● What you need to do
Scan the entries below for the word "name". Copy each line that has it.

● Input material
--

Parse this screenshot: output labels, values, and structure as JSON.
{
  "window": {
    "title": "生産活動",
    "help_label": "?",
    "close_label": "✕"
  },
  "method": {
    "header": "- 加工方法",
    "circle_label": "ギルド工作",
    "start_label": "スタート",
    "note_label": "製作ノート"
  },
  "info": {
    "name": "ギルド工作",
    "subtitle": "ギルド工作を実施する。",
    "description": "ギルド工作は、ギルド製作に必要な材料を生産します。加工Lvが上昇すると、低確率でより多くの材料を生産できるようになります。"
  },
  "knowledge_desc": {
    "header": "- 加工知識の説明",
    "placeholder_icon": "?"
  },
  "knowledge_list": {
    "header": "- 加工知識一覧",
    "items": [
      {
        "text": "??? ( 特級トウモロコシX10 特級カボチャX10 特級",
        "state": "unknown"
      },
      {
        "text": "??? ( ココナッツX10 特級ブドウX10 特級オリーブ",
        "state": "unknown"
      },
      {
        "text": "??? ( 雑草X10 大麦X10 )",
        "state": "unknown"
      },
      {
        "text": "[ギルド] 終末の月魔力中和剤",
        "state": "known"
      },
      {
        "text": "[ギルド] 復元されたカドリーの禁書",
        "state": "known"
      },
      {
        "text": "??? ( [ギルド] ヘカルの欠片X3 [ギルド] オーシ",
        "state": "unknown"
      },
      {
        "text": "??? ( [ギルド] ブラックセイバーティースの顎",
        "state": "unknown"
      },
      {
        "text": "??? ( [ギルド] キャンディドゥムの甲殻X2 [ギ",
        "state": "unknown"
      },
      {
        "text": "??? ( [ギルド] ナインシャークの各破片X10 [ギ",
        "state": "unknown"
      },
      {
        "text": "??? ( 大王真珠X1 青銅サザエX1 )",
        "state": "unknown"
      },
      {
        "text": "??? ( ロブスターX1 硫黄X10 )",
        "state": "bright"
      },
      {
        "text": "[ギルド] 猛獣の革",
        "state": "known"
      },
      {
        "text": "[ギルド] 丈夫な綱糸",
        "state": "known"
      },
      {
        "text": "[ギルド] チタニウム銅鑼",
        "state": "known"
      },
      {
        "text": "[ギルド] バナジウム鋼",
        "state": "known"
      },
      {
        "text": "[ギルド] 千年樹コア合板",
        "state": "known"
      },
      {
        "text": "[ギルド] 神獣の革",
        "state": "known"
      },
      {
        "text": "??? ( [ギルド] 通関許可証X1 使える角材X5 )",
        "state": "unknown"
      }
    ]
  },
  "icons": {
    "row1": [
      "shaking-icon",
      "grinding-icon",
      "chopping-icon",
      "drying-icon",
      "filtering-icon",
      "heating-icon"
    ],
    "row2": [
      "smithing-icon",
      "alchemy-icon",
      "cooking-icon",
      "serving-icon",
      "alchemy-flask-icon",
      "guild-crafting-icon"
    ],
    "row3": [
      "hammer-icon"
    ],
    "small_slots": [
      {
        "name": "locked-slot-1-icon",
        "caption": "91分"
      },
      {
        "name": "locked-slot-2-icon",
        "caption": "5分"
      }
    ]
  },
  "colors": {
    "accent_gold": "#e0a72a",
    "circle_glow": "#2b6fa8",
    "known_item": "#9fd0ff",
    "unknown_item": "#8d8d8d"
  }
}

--

● Solution
    "name": "ギルド工作",
        "name": "locked-slot-1-icon",
        "name": "locked-slot-2-icon",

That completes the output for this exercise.